Phil pushes limits to honour Jaysen
Mr Searle is more than a friend to Mr Weightman. He’s also an inspiration, having guided him through his own attempt at the Hawaii Ironman two years ago.
Now it’s his turn to step up for his mate.
“We don’t know what the future holds but I know he’s going to need plenty of care, therapy and equipment and whatever I can do to raise awareness of what his family is going through is the least I can do,” Mr Weightman says.
As an invite-only event, a mere 50 people will participate in this weekend’s event.
“The race director had already heard about the accident,” Mr Weightman says.
“And when I told him about what Jaysen meant to me … it really resonated with him and he was happy for me to undertake the journey.”
That journey will also see a team of friends and family provide him with technical support during his long hours on the course, including Mr Searle’s wife, Paula.
“This is an experience to be shared by all of us,” he says. “They are a vital part of getting me over the line.”
Mrs Searle added: “I’m as nervous as Phil and I’m not even doing it. I have a tear every day just thinking about what he’s doing for Jayse.”
Not that she’s the only one to have shed a tear in the lead-up to the event.
“Sometimes the emotion takes over when you’re training,” Mr Weightman says.

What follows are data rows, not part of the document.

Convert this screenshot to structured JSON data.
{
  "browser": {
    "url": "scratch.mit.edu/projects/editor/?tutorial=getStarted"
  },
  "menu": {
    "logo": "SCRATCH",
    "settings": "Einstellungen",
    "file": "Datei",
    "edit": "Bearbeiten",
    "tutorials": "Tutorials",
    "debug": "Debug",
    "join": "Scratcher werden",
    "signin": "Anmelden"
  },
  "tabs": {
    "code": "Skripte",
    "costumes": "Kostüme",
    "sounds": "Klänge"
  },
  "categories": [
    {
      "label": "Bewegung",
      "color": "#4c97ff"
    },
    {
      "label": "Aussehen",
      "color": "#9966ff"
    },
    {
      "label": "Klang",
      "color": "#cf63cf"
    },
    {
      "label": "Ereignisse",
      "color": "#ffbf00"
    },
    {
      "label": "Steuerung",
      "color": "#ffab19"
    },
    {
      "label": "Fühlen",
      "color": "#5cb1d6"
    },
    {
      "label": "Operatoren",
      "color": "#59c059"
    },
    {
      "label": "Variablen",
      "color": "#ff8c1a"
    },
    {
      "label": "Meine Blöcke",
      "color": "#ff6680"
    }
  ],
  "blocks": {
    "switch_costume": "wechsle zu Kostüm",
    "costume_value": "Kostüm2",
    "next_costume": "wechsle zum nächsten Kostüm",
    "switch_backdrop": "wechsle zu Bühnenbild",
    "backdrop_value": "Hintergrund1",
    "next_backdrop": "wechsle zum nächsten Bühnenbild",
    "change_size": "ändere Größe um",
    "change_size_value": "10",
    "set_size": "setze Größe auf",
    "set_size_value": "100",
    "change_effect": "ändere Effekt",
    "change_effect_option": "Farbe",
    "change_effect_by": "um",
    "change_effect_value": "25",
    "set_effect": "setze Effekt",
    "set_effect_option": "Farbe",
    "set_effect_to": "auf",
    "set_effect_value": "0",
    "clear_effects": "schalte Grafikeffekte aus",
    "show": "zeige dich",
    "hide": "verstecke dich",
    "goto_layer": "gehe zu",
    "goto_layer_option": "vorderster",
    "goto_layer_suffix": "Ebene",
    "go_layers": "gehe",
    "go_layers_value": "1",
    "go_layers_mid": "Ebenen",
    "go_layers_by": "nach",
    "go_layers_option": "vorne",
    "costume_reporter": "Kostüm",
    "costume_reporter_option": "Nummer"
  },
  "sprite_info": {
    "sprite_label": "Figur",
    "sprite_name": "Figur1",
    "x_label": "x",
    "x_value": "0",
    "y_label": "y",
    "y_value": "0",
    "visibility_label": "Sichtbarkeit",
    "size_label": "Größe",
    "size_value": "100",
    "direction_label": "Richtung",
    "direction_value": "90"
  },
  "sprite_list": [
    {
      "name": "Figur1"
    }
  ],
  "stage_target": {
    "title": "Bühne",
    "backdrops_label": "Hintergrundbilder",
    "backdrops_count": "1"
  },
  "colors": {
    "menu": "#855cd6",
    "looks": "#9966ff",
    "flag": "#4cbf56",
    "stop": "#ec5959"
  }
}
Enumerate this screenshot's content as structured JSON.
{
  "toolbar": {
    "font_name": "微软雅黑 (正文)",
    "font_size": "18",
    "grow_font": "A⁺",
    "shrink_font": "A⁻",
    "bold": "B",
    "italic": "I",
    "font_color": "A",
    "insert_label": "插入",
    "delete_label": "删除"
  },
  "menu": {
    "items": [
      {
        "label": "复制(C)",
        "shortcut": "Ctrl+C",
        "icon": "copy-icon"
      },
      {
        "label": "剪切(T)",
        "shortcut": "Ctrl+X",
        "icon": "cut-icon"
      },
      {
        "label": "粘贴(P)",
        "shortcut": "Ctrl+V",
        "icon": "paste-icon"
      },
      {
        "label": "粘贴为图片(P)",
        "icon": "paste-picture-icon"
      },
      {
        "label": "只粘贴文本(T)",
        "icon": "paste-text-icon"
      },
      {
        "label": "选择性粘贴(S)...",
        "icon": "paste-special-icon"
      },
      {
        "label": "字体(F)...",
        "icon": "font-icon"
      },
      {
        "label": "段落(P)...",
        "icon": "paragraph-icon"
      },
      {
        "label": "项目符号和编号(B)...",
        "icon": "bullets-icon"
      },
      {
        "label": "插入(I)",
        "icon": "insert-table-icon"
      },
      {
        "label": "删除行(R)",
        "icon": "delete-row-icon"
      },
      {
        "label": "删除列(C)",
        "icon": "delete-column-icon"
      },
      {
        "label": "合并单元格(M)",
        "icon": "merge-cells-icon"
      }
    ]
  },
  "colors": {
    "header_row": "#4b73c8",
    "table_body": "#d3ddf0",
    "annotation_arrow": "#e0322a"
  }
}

“I’ve had quieter moments when I’ve been running in the Nerang State Forest where Jaysen and I did a lot together and you have those weaker moments. As Paula would say, ‘I have a sooky la-la moment’ (laughs).
“It just hits home really hard. You do miss your best mate … he just means the world to me.”
To support Mr Searle, visit gofundme.com/2gxed7xq
Phil Weightman, will compete in the gruelling Ultraman Australia this weekend for his mate Jaysen Searle, the cyclist who was left with brain damage after colliding with a scrub turkey last year. With Phil is Jaysen’s wife Paula Searle. Picture: RICHARD GOSLING